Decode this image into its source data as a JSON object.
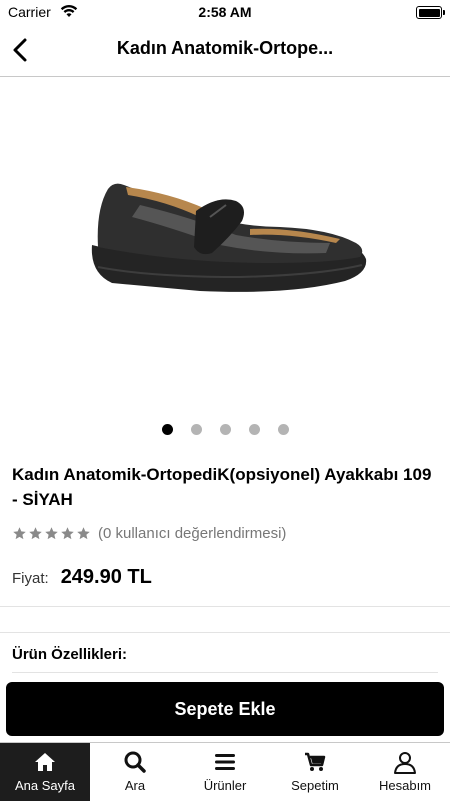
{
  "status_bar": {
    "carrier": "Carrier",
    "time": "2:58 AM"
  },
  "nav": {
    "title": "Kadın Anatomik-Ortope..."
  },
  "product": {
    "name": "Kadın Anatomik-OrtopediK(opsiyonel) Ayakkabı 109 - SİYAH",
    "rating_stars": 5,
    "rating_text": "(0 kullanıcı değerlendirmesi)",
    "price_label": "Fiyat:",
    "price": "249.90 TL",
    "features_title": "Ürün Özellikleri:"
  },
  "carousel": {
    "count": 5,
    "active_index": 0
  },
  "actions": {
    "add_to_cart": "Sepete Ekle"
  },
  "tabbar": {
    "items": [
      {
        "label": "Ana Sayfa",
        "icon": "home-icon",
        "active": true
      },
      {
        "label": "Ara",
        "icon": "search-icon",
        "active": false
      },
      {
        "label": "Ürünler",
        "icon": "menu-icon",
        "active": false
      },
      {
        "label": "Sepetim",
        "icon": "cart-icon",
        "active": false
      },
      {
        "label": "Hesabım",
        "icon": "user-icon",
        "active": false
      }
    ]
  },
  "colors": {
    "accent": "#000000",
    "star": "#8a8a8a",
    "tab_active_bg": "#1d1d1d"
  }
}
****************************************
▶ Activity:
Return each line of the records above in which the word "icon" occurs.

▶ Solution to this problem:
        "icon": "home-icon",
        "icon": "search-icon",
        "icon": "menu-icon",
        "icon": "cart-icon",
        "icon": "user-icon",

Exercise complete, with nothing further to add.